• Work to be completed:
This exercise calls for the records to be returned exactly, with images removed.

___ Information supplied ___

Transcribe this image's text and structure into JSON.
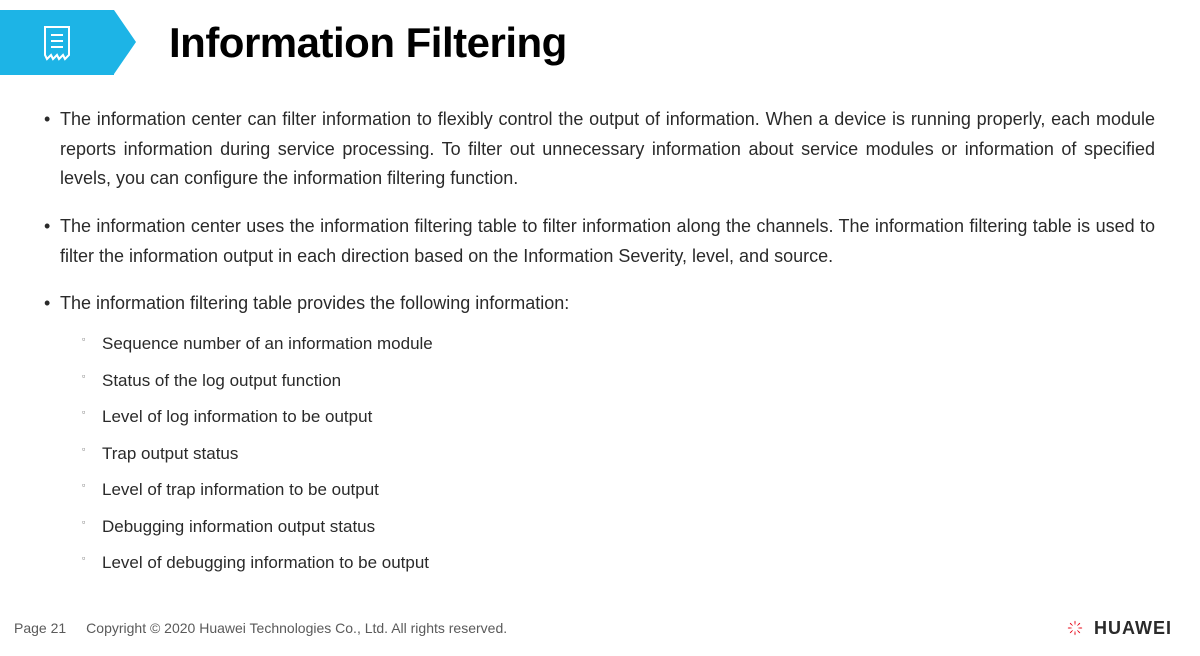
{
  "title": "Information Filtering",
  "bullets": [
    "The information center can filter information to flexibly control the output of information. When a device is running properly, each module reports information during service processing. To filter out unnecessary information about service modules or information of specified levels, you can configure the information filtering function.",
    "The information center uses the information filtering table to filter information along the channels. The information filtering table is used to filter the information output in each direction based on the Information Severity, level, and source.",
    "The information filtering table provides the following information:"
  ],
  "subitems": [
    "Sequence number of an information module",
    "Status of the log output function",
    "Level of log information to be output",
    "Trap output status",
    "Level of trap information to be output",
    "Debugging information output status",
    "Level of debugging information to be output"
  ],
  "footer": {
    "page": "Page 21",
    "copyright": "Copyright © 2020 Huawei Technologies Co., Ltd. All rights reserved.",
    "brand": "HUAWEI"
  }
}
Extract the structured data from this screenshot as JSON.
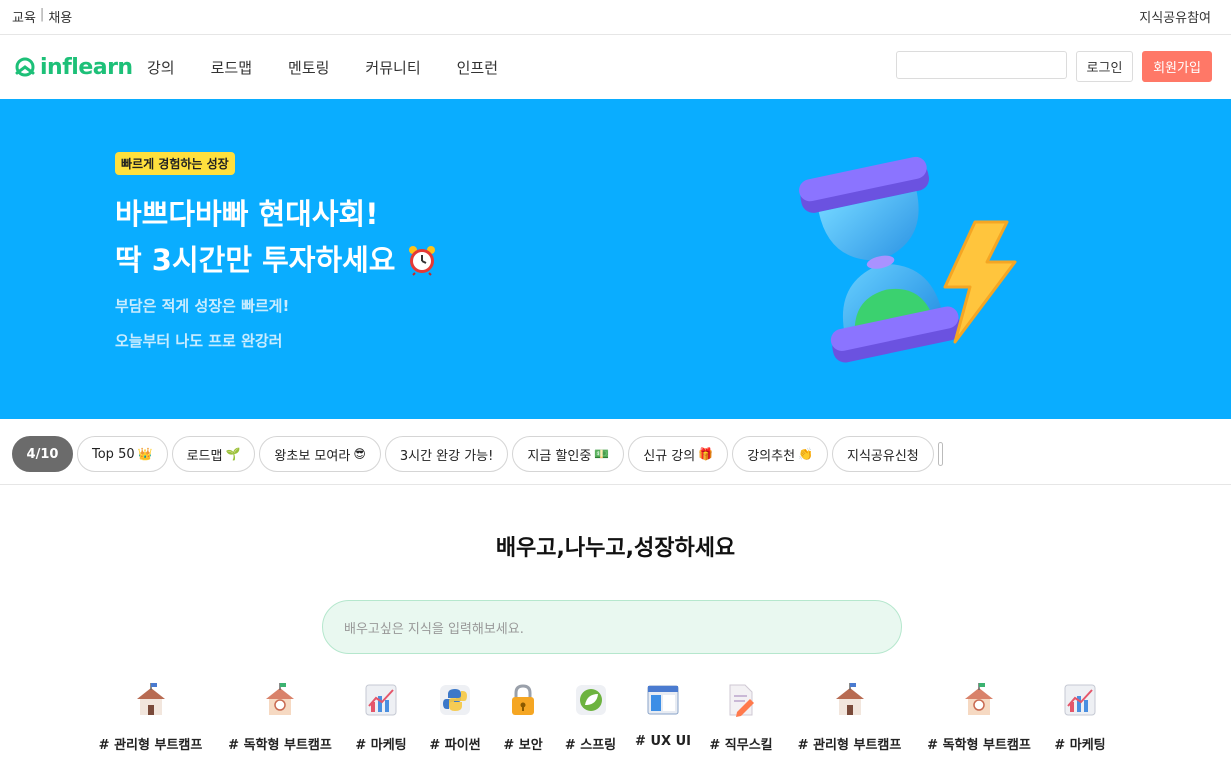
{
  "topbar": {
    "left_items": [
      "교육",
      "채용"
    ],
    "right_link": "지식공유참여"
  },
  "header": {
    "logo_text": "inflearn",
    "nav": [
      "강의",
      "로드맵",
      "멘토링",
      "커뮤니티",
      "인프런"
    ],
    "login_label": "로그인",
    "signup_label": "회원가입"
  },
  "hero": {
    "badge": "빠르게 경험하는 성장",
    "title_line1": "바쁘다바빠 현대사회!",
    "title_line2": "딱 3시간만 투자하세요",
    "sub_line1": "부담은 적게 성장은 빠르게!",
    "sub_line2": "오늘부터 나도 프로 완강러"
  },
  "chips": {
    "counter": "4/10",
    "items": [
      {
        "label": "Top 50",
        "emoji": "👑"
      },
      {
        "label": "로드맵",
        "emoji": "🌱"
      },
      {
        "label": "왕초보 모여라",
        "emoji": "😎"
      },
      {
        "label": "3시간 완강 가능!",
        "emoji": ""
      },
      {
        "label": "지금 할인중",
        "emoji": "💵"
      },
      {
        "label": "신규 강의",
        "emoji": "🎁"
      },
      {
        "label": "강의추천",
        "emoji": "👏"
      },
      {
        "label": "지식공유신청",
        "emoji": ""
      }
    ]
  },
  "section": {
    "title": "배우고,나누고,성장하세요",
    "search_placeholder": "배우고싶은 지식을 입력해보세요."
  },
  "categories": [
    {
      "label": "# 관리형 부트캠프",
      "icon": "school-icon"
    },
    {
      "label": "# 독학형 부트캠프",
      "icon": "school-clock-icon"
    },
    {
      "label": "# 마케팅",
      "icon": "chart-icon"
    },
    {
      "label": "# 파이썬",
      "icon": "python-icon"
    },
    {
      "label": "# 보안",
      "icon": "lock-icon"
    },
    {
      "label": "# 스프링",
      "icon": "spring-leaf-icon"
    },
    {
      "label": "# UX UI",
      "icon": "window-icon"
    },
    {
      "label": "# 직무스킬",
      "icon": "document-pen-icon"
    },
    {
      "label": "# 관리형 부트캠프",
      "icon": "school-icon"
    },
    {
      "label": "# 독학형 부트캠프",
      "icon": "school-clock-icon"
    },
    {
      "label": "# 마케팅",
      "icon": "chart-icon"
    }
  ],
  "colors": {
    "brand_green": "#1dc078",
    "hero_bg": "#0aadff",
    "signup": "#ff7867",
    "badge": "#ffe03d"
  }
}
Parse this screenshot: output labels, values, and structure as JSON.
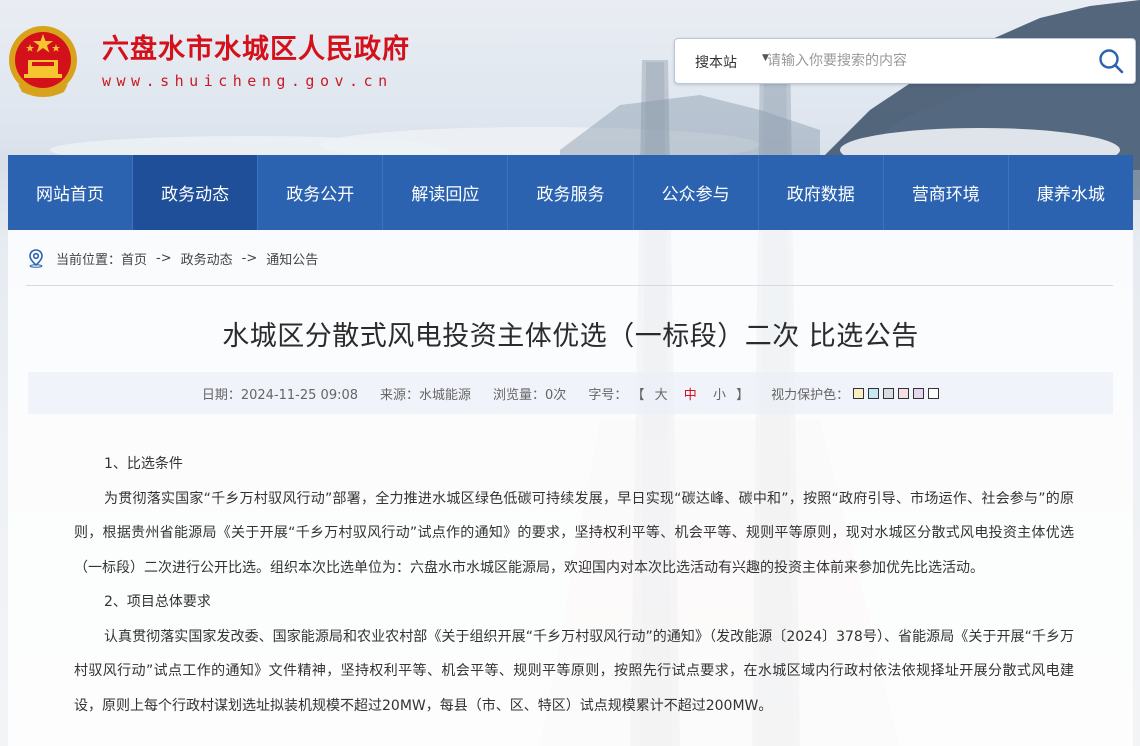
{
  "site": {
    "title": "六盘水市水城区人民政府",
    "domain": "www.shuicheng.gov.cn"
  },
  "search": {
    "scope_label": "搜本站",
    "placeholder": "请输入你要搜索的内容"
  },
  "nav": {
    "items": [
      "网站首页",
      "政务动态",
      "政务公开",
      "解读回应",
      "政务服务",
      "公众参与",
      "政府数据",
      "营商环境",
      "康养水城"
    ],
    "active_index": 1
  },
  "breadcrumb": {
    "label": "当前位置：",
    "items": [
      "首页",
      "政务动态",
      "通知公告"
    ],
    "separator": "->"
  },
  "article": {
    "title": "水城区分散式风电投资主体优选（一标段）二次 比选公告",
    "meta": {
      "date": "日期：2024-11-25 09:08",
      "source": "来源：水城能源",
      "views": "浏览量：0次",
      "font_size_label": "字号：",
      "bracket_open": "【",
      "bracket_close": "】",
      "font_sizes": [
        "大",
        "中",
        "小"
      ],
      "eye_care_label": "视力保护色：",
      "eye_care_colors": [
        "#fbeec2",
        "#c6e8f4",
        "#d9dde3",
        "#f7dfe6",
        "#e6d5ee",
        "#ffffff"
      ]
    },
    "paragraphs": [
      "1、比选条件",
      "为贯彻落实国家“千乡万村驭风行动”部署，全力推进水城区绿色低碳可持续发展，早日实现“碳达峰、碳中和”，按照“政府引导、市场运作、社会参与”的原则，根据贵州省能源局《关于开展“千乡万村驭风行动”试点作的通知》的要求，坚持权利平等、机会平等、规则平等原则，现对水城区分散式风电投资主体优选（一标段）二次进行公开比选。组织本次比选单位为：六盘水市水城区能源局，欢迎国内对本次比选活动有兴趣的投资主体前来参加优先比选活动。",
      "2、项目总体要求",
      "认真贯彻落实国家发改委、国家能源局和农业农村部《关于组织开展“千乡万村驭风行动”的通知》（发改能源〔2024〕378号）、省能源局《关于开展“千乡万村驭风行动”试点工作的通知》文件精神，坚持权利平等、机会平等、规则平等原则，按照先行试点要求，在水城区域内行政村依法依规择址开展分散式风电建设，原则上每个行政村谋划选址拟装机规模不超过20MW，每县（市、区、特区）试点规模累计不超过200MW。"
    ]
  },
  "colors": {
    "brand_red": "#d4111a",
    "nav_blue": "#2b63b1",
    "nav_active": "#1f4f99"
  }
}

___

• Task solution:
Transcribe this image's text and structure into JSON.
{
  "title": "Information Filtering",
  "bullets": [
    "The information center can filter information to flexibly control the output of information. When a device is running properly, each module reports information during service processing. To filter out unnecessary information about service modules or information of specified levels, you can configure the information filtering function.",
    "The information center uses the information filtering table to filter information along the channels. The information filtering table is used to filter the information output in each direction based on the Information Severity, level, and source.",
    "The information filtering table provides the following information:"
  ],
  "subitems": [
    "Sequence number of an information module",
    "Status of the log output function",
    "Level of log information to be output",
    "Trap output status",
    "Level of trap information to be output",
    "Debugging information output status",
    "Level of debugging information to be output"
  ],
  "footer": {
    "page": "Page 21",
    "copyright": "Copyright © 2020 Huawei Technologies Co., Ltd. All rights reserved.",
    "brand": "HUAWEI"
  }
}
Extract the structured data from this screenshot as JSON.
{
  "topbar": {
    "left_items": [
      "교육",
      "채용"
    ],
    "right_link": "지식공유참여"
  },
  "header": {
    "logo_text": "inflearn",
    "nav": [
      "강의",
      "로드맵",
      "멘토링",
      "커뮤니티",
      "인프런"
    ],
    "login_label": "로그인",
    "signup_label": "회원가입"
  },
  "hero": {
    "badge": "빠르게 경험하는 성장",
    "title_line1": "바쁘다바빠 현대사회!",
    "title_line2": "딱 3시간만 투자하세요",
    "sub_line1": "부담은 적게 성장은 빠르게!",
    "sub_line2": "오늘부터 나도 프로 완강러"
  },
  "chips": {
    "counter": "4/10",
    "items": [
      {
        "label": "Top 50",
        "emoji": "👑"
      },
      {
        "label": "로드맵",
        "emoji": "🌱"
      },
      {
        "label": "왕초보 모여라",
        "emoji": "😎"
      },
      {
        "label": "3시간 완강 가능!",
        "emoji": ""
      },
      {
        "label": "지금 할인중",
        "emoji": "💵"
      },
      {
        "label": "신규 강의",
        "emoji": "🎁"
      },
      {
        "label": "강의추천",
        "emoji": "👏"
      },
      {
        "label": "지식공유신청",
        "emoji": ""
      }
    ]
  },
  "section": {
    "title": "배우고,나누고,성장하세요",
    "search_placeholder": "배우고싶은 지식을 입력해보세요."
  },
  "categories": [
    {
      "label": "# 관리형 부트캠프",
      "icon": "school-icon"
    },
    {
      "label": "# 독학형 부트캠프",
      "icon": "school-clock-icon"
    },
    {
      "label": "# 마케팅",
      "icon": "chart-icon"
    },
    {
      "label": "# 파이썬",
      "icon": "python-icon"
    },
    {
      "label": "# 보안",
      "icon": "lock-icon"
    },
    {
      "label": "# 스프링",
      "icon": "spring-leaf-icon"
    },
    {
      "label": "# UX UI",
      "icon": "window-icon"
    },
    {
      "label": "# 직무스킬",
      "icon": "document-pen-icon"
    },
    {
      "label": "# 관리형 부트캠프",
      "icon": "school-icon"
    },
    {
      "label": "# 독학형 부트캠프",
      "icon": "school-clock-icon"
    },
    {
      "label": "# 마케팅",
      "icon": "chart-icon"
    }
  ],
  "colors": {
    "brand_green": "#1dc078",
    "hero_bg": "#0aadff",
    "signup": "#ff7867",
    "badge": "#ffe03d"
  }
}
Parse this screenshot: output labels, values, and structure as JSON.
{
  "site": {
    "title": "六盘水市水城区人民政府",
    "domain": "www.shuicheng.gov.cn"
  },
  "search": {
    "scope_label": "搜本站",
    "placeholder": "请输入你要搜索的内容"
  },
  "nav": {
    "items": [
      "网站首页",
      "政务动态",
      "政务公开",
      "解读回应",
      "政务服务",
      "公众参与",
      "政府数据",
      "营商环境",
      "康养水城"
    ],
    "active_index": 1
  },
  "breadcrumb": {
    "label": "当前位置：",
    "items": [
      "首页",
      "政务动态",
      "通知公告"
    ],
    "separator": "->"
  },
  "article": {
    "title": "水城区分散式风电投资主体优选（一标段）二次 比选公告",
    "meta": {
      "date": "日期：2024-11-25 09:08",
      "source": "来源：水城能源",
      "views": "浏览量：0次",
      "font_size_label": "字号：",
      "bracket_open": "【",
      "bracket_close": "】",
      "font_sizes": [
        "大",
        "中",
        "小"
      ],
      "eye_care_label": "视力保护色：",
      "eye_care_colors": [
        "#fbeec2",
        "#c6e8f4",
        "#d9dde3",
        "#f7dfe6",
        "#e6d5ee",
        "#ffffff"
      ]
    },
    "paragraphs": [
      "1、比选条件",
      "为贯彻落实国家“千乡万村驭风行动”部署，全力推进水城区绿色低碳可持续发展，早日实现“碳达峰、碳中和”，按照“政府引导、市场运作、社会参与”的原则，根据贵州省能源局《关于开展“千乡万村驭风行动”试点作的通知》的要求，坚持权利平等、机会平等、规则平等原则，现对水城区分散式风电投资主体优选（一标段）二次进行公开比选。组织本次比选单位为：六盘水市水城区能源局，欢迎国内对本次比选活动有兴趣的投资主体前来参加优先比选活动。",
      "2、项目总体要求",
      "认真贯彻落实国家发改委、国家能源局和农业农村部《关于组织开展“千乡万村驭风行动”的通知》（发改能源〔2024〕378号）、省能源局《关于开展“千乡万村驭风行动”试点工作的通知》文件精神，坚持权利平等、机会平等、规则平等原则，按照先行试点要求，在水城区域内行政村依法依规择址开展分散式风电建设，原则上每个行政村谋划选址拟装机规模不超过20MW，每县（市、区、特区）试点规模累计不超过200MW。"
    ]
  },
  "colors": {
    "brand_red": "#d4111a",
    "nav_blue": "#2b63b1",
    "nav_active": "#1f4f99"
  }
}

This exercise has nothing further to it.